[Data extracted from a collection]
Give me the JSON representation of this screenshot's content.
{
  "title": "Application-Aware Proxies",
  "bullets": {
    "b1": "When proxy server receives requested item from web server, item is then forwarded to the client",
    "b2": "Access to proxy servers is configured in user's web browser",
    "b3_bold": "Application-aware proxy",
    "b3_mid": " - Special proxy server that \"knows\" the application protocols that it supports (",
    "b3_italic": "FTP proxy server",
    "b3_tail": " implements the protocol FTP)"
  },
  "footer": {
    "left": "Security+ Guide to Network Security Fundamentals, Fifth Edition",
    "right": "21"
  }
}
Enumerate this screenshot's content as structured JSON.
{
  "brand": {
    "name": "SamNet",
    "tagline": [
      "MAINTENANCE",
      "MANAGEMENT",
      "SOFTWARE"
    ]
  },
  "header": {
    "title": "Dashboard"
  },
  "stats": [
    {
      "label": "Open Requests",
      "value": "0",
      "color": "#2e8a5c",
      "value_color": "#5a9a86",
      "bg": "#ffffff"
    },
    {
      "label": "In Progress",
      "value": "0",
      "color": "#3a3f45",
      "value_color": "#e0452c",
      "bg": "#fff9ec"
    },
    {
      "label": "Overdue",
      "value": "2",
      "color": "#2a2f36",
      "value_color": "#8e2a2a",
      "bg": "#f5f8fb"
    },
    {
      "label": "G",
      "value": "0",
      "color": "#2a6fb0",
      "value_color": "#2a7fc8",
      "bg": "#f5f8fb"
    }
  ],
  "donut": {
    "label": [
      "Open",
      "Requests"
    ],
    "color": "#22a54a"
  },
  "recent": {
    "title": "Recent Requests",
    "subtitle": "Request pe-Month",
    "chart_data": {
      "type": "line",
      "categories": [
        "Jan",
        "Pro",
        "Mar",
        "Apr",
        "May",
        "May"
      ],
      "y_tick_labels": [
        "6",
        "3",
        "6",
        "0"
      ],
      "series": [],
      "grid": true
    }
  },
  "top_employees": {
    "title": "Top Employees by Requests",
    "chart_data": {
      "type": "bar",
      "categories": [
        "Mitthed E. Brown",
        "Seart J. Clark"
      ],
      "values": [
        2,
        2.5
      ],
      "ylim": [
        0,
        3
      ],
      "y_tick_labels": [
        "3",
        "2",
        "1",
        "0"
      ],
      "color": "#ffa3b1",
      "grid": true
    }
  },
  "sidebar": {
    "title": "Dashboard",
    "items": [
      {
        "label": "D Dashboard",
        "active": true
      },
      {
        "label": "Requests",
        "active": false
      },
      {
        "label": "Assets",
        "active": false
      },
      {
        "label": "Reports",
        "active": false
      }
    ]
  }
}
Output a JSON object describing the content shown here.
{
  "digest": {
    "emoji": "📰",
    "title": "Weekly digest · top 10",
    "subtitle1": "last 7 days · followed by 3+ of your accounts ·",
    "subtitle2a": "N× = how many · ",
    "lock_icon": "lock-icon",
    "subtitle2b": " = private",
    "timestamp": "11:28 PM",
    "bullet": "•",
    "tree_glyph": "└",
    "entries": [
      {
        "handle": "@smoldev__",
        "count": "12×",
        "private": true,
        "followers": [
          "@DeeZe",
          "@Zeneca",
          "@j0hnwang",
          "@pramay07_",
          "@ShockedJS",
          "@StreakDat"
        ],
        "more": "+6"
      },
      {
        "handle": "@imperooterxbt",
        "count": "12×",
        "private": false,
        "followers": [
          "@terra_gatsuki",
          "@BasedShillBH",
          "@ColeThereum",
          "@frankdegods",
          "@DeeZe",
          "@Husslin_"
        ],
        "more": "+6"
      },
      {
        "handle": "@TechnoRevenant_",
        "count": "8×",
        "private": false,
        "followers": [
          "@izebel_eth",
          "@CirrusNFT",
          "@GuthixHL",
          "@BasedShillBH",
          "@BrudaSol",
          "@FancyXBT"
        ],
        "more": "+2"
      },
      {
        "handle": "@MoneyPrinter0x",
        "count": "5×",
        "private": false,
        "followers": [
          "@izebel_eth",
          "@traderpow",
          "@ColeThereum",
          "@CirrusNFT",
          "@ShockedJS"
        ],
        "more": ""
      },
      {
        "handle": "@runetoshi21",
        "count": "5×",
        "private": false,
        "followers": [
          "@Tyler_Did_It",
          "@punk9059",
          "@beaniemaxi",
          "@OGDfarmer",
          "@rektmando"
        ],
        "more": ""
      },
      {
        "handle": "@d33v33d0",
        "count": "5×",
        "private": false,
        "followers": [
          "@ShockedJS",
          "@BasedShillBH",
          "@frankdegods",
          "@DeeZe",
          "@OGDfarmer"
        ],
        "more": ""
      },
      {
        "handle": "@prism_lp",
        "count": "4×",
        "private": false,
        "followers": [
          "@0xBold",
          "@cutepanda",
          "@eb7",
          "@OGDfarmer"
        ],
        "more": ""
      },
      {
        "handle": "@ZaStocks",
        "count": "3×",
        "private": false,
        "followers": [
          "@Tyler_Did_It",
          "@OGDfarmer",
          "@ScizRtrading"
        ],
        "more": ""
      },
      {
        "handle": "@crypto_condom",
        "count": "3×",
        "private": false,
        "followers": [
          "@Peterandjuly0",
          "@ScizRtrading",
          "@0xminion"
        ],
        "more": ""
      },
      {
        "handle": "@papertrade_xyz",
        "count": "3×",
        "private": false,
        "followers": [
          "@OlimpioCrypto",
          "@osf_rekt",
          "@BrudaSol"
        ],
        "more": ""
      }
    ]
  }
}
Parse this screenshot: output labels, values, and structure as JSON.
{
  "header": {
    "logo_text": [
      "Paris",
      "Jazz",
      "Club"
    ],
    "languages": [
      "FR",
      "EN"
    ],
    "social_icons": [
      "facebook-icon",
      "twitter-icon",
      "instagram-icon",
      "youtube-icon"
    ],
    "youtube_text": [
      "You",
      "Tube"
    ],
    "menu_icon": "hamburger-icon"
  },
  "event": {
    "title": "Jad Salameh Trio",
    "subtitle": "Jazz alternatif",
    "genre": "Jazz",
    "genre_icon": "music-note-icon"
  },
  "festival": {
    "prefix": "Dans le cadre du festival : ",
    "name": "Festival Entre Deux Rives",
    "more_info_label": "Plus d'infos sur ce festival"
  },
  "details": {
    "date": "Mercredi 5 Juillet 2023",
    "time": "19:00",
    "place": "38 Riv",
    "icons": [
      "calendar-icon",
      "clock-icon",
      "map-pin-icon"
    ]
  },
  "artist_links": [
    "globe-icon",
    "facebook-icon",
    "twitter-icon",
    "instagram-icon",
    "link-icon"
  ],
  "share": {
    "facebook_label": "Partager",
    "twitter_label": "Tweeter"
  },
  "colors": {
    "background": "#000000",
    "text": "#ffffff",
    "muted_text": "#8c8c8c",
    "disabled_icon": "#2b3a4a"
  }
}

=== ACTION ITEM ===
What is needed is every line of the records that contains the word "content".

=== SOLUTION FOR THIS PROBLEM ===
Give me the JSON representation of this screenshot's content.
Enumerate this screenshot's content as structured JSON.
Output a JSON object describing the content shown here.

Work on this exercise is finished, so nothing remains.